Material to process |
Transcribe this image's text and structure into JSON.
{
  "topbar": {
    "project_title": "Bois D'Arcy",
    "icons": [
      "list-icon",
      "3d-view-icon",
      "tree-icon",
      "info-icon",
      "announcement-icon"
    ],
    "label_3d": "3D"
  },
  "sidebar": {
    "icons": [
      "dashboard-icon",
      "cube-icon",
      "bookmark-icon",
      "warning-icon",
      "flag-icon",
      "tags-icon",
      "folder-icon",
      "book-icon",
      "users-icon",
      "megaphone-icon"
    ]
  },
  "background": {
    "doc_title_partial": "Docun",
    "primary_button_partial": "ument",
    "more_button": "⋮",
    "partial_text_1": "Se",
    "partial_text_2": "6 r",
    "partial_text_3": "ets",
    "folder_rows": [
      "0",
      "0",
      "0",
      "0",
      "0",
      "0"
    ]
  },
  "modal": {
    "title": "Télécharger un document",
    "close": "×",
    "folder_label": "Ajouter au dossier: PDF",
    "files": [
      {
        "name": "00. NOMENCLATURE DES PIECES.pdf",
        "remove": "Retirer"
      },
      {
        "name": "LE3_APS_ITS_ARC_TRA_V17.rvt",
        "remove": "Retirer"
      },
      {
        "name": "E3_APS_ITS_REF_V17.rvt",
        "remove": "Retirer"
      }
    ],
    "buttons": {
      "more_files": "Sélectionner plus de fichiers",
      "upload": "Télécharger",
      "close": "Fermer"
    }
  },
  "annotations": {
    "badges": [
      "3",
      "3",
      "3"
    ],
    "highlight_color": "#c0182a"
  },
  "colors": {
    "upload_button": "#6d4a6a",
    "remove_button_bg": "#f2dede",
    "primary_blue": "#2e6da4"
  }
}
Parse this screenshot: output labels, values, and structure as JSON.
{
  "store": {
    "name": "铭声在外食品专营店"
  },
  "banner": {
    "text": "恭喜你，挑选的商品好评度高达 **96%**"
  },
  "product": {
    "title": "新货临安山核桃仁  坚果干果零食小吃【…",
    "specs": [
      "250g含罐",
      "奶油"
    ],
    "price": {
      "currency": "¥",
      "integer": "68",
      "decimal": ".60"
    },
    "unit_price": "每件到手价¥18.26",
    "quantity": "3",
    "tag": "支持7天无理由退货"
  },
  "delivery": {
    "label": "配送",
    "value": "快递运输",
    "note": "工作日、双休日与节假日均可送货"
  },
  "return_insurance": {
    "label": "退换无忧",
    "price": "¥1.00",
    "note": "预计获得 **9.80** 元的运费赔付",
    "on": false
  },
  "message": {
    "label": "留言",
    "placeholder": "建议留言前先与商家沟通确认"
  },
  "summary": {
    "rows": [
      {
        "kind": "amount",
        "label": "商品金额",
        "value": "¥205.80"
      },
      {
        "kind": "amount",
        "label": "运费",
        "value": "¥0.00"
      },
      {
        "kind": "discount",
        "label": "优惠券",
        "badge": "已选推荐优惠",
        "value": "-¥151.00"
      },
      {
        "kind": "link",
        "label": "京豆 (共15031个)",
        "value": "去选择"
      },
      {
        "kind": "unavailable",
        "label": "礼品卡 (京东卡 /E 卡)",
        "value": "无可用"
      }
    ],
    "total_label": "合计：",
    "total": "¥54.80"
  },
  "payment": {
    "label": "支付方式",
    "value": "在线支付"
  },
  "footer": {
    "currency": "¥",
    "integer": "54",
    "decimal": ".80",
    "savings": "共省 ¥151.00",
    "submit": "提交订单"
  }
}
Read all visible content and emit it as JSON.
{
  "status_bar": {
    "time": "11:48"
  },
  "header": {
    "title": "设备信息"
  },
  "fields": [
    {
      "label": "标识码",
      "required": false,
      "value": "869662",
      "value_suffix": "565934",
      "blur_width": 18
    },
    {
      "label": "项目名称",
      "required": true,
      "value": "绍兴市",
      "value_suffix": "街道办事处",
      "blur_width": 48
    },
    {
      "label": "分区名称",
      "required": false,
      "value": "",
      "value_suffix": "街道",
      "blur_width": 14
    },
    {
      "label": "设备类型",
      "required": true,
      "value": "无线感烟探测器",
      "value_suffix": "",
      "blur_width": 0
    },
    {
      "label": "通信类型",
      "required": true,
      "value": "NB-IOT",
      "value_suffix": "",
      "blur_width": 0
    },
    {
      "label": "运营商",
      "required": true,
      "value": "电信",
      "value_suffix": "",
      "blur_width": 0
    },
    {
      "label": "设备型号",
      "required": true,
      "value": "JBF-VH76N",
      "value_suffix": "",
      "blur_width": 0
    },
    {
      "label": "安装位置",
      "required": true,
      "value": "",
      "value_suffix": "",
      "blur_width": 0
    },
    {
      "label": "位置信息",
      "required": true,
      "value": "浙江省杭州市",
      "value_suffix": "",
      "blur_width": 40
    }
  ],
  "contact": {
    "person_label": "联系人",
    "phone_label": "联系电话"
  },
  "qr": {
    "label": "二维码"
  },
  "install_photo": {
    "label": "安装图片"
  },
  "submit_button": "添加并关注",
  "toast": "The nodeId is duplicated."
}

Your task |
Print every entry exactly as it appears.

Solution |
Transcribe this image's text and structure into JSON.
{
  "topbar": {
    "project_title": "Bois D'Arcy",
    "icons": [
      "list-icon",
      "3d-view-icon",
      "tree-icon",
      "info-icon",
      "announcement-icon"
    ],
    "label_3d": "3D"
  },
  "sidebar": {
    "icons": [
      "dashboard-icon",
      "cube-icon",
      "bookmark-icon",
      "warning-icon",
      "flag-icon",
      "tags-icon",
      "folder-icon",
      "book-icon",
      "users-icon",
      "megaphone-icon"
    ]
  },
  "background": {
    "doc_title_partial": "Docun",
    "primary_button_partial": "ument",
    "more_button": "⋮",
    "partial_text_1": "Se",
    "partial_text_2": "6 r",
    "partial_text_3": "ets",
    "folder_rows": [
      "0",
      "0",
      "0",
      "0",
      "0",
      "0"
    ]
  },
  "modal": {
    "title": "Télécharger un document",
    "close": "×",
    "folder_label": "Ajouter au dossier: PDF",
    "files": [
      {
        "name": "00. NOMENCLATURE DES PIECES.pdf",
        "remove": "Retirer"
      },
      {
        "name": "LE3_APS_ITS_ARC_TRA_V17.rvt",
        "remove": "Retirer"
      },
      {
        "name": "E3_APS_ITS_REF_V17.rvt",
        "remove": "Retirer"
      }
    ],
    "buttons": {
      "more_files": "Sélectionner plus de fichiers",
      "upload": "Télécharger",
      "close": "Fermer"
    }
  },
  "annotations": {
    "badges": [
      "3",
      "3",
      "3"
    ],
    "highlight_color": "#c0182a"
  },
  "colors": {
    "upload_button": "#6d4a6a",
    "remove_button_bg": "#f2dede",
    "primary_blue": "#2e6da4"
  }
}
Parse this screenshot: output labels, values, and structure as JSON.
{
  "store": {
    "name": "铭声在外食品专营店"
  },
  "banner": {
    "text": "恭喜你，挑选的商品好评度高达 **96%**"
  },
  "product": {
    "title": "新货临安山核桃仁  坚果干果零食小吃【…",
    "specs": [
      "250g含罐",
      "奶油"
    ],
    "price": {
      "currency": "¥",
      "integer": "68",
      "decimal": ".60"
    },
    "unit_price": "每件到手价¥18.26",
    "quantity": "3",
    "tag": "支持7天无理由退货"
  },
  "delivery": {
    "label": "配送",
    "value": "快递运输",
    "note": "工作日、双休日与节假日均可送货"
  },
  "return_insurance": {
    "label": "退换无忧",
    "price": "¥1.00",
    "note": "预计获得 **9.80** 元的运费赔付",
    "on": false
  },
  "message": {
    "label": "留言",
    "placeholder": "建议留言前先与商家沟通确认"
  },
  "summary": {
    "rows": [
      {
        "kind": "amount",
        "label": "商品金额",
        "value": "¥205.80"
      },
      {
        "kind": "amount",
        "label": "运费",
        "value": "¥0.00"
      },
      {
        "kind": "discount",
        "label": "优惠券",
        "badge": "已选推荐优惠",
        "value": "-¥151.00"
      },
      {
        "kind": "link",
        "label": "京豆 (共15031个)",
        "value": "去选择"
      },
      {
        "kind": "unavailable",
        "label": "礼品卡 (京东卡 /E 卡)",
        "value": "无可用"
      }
    ],
    "total_label": "合计：",
    "total": "¥54.80"
  },
  "payment": {
    "label": "支付方式",
    "value": "在线支付"
  },
  "footer": {
    "currency": "¥",
    "integer": "54",
    "decimal": ".80",
    "savings": "共省 ¥151.00",
    "submit": "提交订单"
  }
}
Read all visible content and emit it as JSON.
{
  "status_bar": {
    "time": "11:48"
  },
  "header": {
    "title": "设备信息"
  },
  "fields": [
    {
      "label": "标识码",
      "required": false,
      "value": "869662",
      "value_suffix": "565934",
      "blur_width": 18
    },
    {
      "label": "项目名称",
      "required": true,
      "value": "绍兴市",
      "value_suffix": "街道办事处",
      "blur_width": 48
    },
    {
      "label": "分区名称",
      "required": false,
      "value": "",
      "value_suffix": "街道",
      "blur_width": 14
    },
    {
      "label": "设备类型",
      "required": true,
      "value": "无线感烟探测器",
      "value_suffix": "",
      "blur_width": 0
    },
    {
      "label": "通信类型",
      "required": true,
      "value": "NB-IOT",
      "value_suffix": "",
      "blur_width": 0
    },
    {
      "label": "运营商",
      "required": true,
      "value": "电信",
      "value_suffix": "",
      "blur_width": 0
    },
    {
      "label": "设备型号",
      "required": true,
      "value": "JBF-VH76N",
      "value_suffix": "",
      "blur_width": 0
    },
    {
      "label": "安装位置",
      "required": true,
      "value": "",
      "value_suffix": "",
      "blur_width": 0
    },
    {
      "label": "位置信息",
      "required": true,
      "value": "浙江省杭州市",
      "value_suffix": "",
      "blur_width": 40
    }
  ],
  "contact": {
    "person_label": "联系人",
    "phone_label": "联系电话"
  },
  "qr": {
    "label": "二维码"
  },
  "install_photo": {
    "label": "安装图片"
  },
  "submit_button": "添加并关注",
  "toast": "The nodeId is duplicated."
}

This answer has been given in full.